• _AIM OF THE TASK_
Report each line from the data below that holds the word "title".

*** Opening LISTED ENTRIES ***

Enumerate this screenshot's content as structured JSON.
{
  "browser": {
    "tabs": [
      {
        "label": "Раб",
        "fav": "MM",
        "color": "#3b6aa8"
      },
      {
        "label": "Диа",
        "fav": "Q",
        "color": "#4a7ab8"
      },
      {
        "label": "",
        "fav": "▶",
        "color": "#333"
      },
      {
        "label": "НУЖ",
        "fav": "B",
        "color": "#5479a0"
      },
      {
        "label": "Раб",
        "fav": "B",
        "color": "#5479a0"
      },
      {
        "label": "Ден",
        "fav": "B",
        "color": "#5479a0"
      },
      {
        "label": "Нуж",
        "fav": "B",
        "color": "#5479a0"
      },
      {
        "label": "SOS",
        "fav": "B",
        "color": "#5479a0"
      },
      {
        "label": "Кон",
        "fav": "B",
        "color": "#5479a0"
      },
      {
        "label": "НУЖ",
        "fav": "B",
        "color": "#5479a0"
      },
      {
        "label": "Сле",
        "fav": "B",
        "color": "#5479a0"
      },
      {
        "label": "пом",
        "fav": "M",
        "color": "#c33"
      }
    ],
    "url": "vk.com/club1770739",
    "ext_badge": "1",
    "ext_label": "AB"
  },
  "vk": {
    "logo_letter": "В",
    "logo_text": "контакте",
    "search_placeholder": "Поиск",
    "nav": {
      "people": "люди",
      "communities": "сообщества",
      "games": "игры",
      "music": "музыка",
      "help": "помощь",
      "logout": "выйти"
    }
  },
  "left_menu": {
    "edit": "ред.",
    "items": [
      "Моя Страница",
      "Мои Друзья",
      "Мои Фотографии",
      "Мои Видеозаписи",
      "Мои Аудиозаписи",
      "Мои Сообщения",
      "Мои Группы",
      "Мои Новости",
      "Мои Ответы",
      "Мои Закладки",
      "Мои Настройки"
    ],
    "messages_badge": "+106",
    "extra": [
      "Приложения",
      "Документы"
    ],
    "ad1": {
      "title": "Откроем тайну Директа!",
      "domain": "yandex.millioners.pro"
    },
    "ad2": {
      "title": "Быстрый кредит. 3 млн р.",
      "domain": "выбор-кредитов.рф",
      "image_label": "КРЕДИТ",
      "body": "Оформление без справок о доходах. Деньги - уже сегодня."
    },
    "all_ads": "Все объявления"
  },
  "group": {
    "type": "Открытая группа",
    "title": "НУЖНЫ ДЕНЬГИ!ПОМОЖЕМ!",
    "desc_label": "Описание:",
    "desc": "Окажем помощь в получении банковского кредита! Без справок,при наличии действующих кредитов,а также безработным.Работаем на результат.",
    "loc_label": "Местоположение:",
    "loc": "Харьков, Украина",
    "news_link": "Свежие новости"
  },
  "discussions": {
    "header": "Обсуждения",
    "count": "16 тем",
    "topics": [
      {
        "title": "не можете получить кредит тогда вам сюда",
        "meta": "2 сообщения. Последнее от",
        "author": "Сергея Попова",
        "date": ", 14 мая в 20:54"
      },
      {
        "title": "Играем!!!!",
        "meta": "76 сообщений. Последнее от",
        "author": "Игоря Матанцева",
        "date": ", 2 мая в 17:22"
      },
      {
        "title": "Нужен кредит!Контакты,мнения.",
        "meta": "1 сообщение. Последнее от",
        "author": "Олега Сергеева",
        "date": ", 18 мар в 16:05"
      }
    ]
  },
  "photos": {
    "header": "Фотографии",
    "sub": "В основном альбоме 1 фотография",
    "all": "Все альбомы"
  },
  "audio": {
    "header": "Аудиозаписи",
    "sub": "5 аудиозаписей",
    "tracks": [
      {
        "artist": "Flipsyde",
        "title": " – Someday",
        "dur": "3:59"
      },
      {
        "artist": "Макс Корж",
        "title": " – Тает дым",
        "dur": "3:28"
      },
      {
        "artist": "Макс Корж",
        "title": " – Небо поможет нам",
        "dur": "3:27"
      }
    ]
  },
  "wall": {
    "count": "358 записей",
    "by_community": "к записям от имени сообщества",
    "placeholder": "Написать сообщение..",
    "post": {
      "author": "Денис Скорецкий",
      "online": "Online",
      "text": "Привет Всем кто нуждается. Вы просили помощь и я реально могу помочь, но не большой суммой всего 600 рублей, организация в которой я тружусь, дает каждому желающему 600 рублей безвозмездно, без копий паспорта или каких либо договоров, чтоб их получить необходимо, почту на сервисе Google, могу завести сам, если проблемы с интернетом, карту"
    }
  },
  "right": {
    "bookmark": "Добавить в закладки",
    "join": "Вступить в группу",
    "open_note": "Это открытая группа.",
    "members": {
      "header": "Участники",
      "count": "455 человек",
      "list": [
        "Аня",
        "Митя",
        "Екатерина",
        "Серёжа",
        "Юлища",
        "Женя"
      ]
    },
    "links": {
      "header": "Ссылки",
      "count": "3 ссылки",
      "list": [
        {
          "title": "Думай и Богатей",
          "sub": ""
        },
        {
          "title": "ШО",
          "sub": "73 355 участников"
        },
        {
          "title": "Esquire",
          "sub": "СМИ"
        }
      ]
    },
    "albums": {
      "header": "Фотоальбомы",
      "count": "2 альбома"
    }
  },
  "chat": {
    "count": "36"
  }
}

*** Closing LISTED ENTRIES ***

• _RESPONSE BELOW_
      "title": "Откроем тайну Директа!",
      "title": "Быстрый кредит. 3 млн р.",
    "title": "НУЖНЫ ДЕНЬГИ!ПОМОЖЕМ!",
        "title": "не можете получить кредит тогда вам сюда",
        "title": "Играем!!!!",
        "title": "Нужен кредит!Контакты,мнения.",
        "title": " – Someday",
        "title": " – Тает дым",
        "title": " – Небо поможет нам",
          "title": "Думай и Богатей",
          "title": "ШО",
          "title": "Esquire",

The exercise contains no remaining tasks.